“If it’s true that genetic distance is related to phenological difference, then there’s implications for how to breed for climate change,” Wolkovich said. “The other question I’m interested in is how phenology controls how plants respond to climate change.”

In an experiment planned for the fall, Wolkovich wants to understand how vines respond to extreme heat stress, like the record heat that struck Europe in the summer of 2003. Some plants, she said, held up under the high temperatures, while others wilted. Working at the Arnold Arboretum, she plans to use growth chambers where conditions can be controlled.

“Where is the inflection point where it’s too hot? It’s hard to get those data in the field, because that kind of heat is rare.”

In another project, Wolkovich is examining historical harvest records dating to the 1300s, to illuminate the connection between harvest date and temperature. Historically, drought has predicted earlier harvests, which have been linked to better wines.

“In France, quality is strongly related to climate. They’ve been getting higher-quality harvests lately, probably because of climate change. That will break down eventually.”

Ultimately, Wolkovich said, she’d like to be able to project the climate change expected in wine-growing regions and match that with the characteristics of different wine grapes. Much of the climate change-related conversation concerning vineyards has so far centered on the northward push of climatic grape-growing regions, and the possible need for vineyards themselves to move. More likely, Wolkovich said, is that vineyards will not have to move, but instead have to shift the varieties they grow to match conditions.

Such a change could be tricky. In some parts of the world, vines have to be planted seven to 10 years before they’re in full production. Some warmer regions, such as Italy and Australia, are already growing heat-loving varieties and may need to alter cultivation habits or breed new varieties.
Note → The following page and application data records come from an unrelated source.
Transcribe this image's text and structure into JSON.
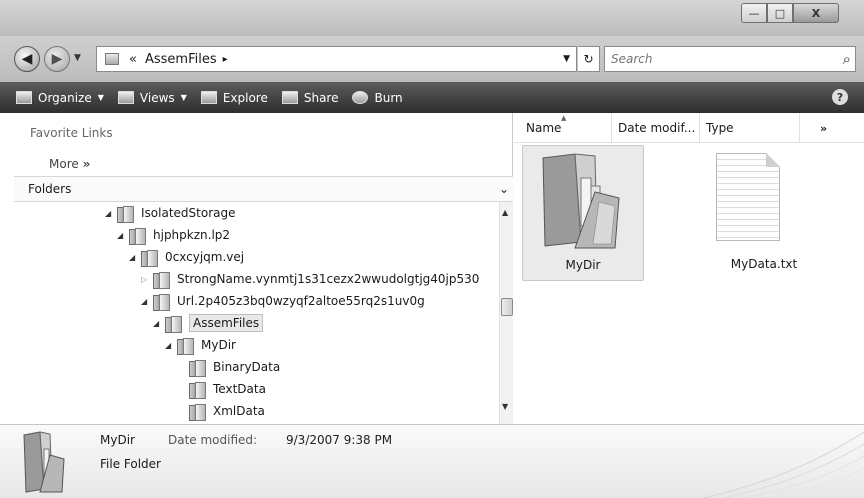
{
  "window": {
    "title": "",
    "controls": {
      "minimize": "—",
      "maximize": "□",
      "close": "X"
    }
  },
  "address_bar": {
    "chevrons": "«",
    "crumb": "AssemFiles",
    "crumb_arrow": "▸",
    "refresh_glyph": "↻",
    "search_placeholder": "Search"
  },
  "toolbar": {
    "items": [
      {
        "label": "Organize",
        "icon": "organize-icon",
        "dropdown": true
      },
      {
        "label": "Views",
        "icon": "views-icon",
        "dropdown": true
      },
      {
        "label": "Explore",
        "icon": "explore-icon",
        "dropdown": false
      },
      {
        "label": "Share",
        "icon": "share-icon",
        "dropdown": false
      },
      {
        "label": "Burn",
        "icon": "burn-icon",
        "dropdown": false
      }
    ],
    "help": "?"
  },
  "nav_pane": {
    "favorite_links_title": "Favorite Links",
    "more_label": "More",
    "more_glyph": "»",
    "folders_label": "Folders",
    "folders_chevron": "⌄",
    "tree": [
      {
        "label": "IsolatedStorage",
        "depth": 0,
        "expanded": true
      },
      {
        "label": "hjphpkzn.lp2",
        "depth": 1,
        "expanded": true
      },
      {
        "label": "0cxcyjqm.vej",
        "depth": 2,
        "expanded": true
      },
      {
        "label": "StrongName.vynmtj1s31cezx2wwudolgtjg40jp530",
        "depth": 3,
        "expanded": false
      },
      {
        "label": "Url.2p405z3bq0wzyqf2altoe55rq2s1uv0g",
        "depth": 3,
        "expanded": true
      },
      {
        "label": "AssemFiles",
        "depth": 4,
        "expanded": true,
        "selected": true
      },
      {
        "label": "MyDir",
        "depth": 5,
        "expanded": true
      },
      {
        "label": "BinaryData",
        "depth": 6,
        "leaf": true
      },
      {
        "label": "TextData",
        "depth": 6,
        "leaf": true
      },
      {
        "label": "XmlData",
        "depth": 6,
        "leaf": true
      }
    ]
  },
  "file_list": {
    "columns": [
      "Name",
      "Date modif...",
      "Type",
      "»"
    ],
    "sorted_column": "Name",
    "items": [
      {
        "name": "MyDir",
        "kind": "folder",
        "selected": true
      },
      {
        "name": "MyData.txt",
        "kind": "text-file",
        "selected": false
      }
    ]
  },
  "details": {
    "name": "MyDir",
    "date_label": "Date modified:",
    "date_value": "9/3/2007 9:38 PM",
    "type": "File Folder"
  }
}
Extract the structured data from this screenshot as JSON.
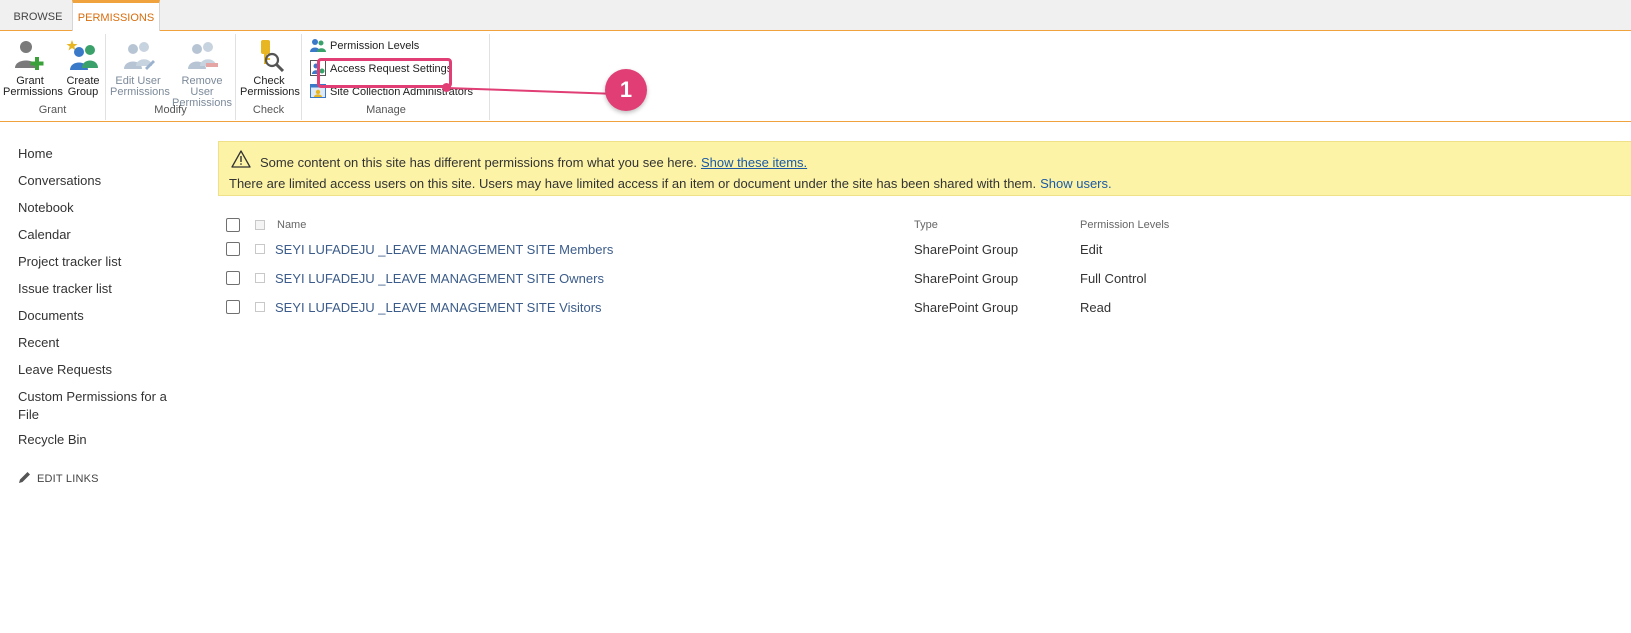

In places like France, where the climate will likely support grape cultivation into the foreseeable future, legal and regulatory change will be needed as varieties change, since varieties are tightly tied to certain geographic regions.

“First we need a lot more data; it is really early on,” Wolkovich said. “Three years from now we [hope to have] better forecasts of what people are looking at and how many times they may have to switch varieties over the next 50 to 80 years.”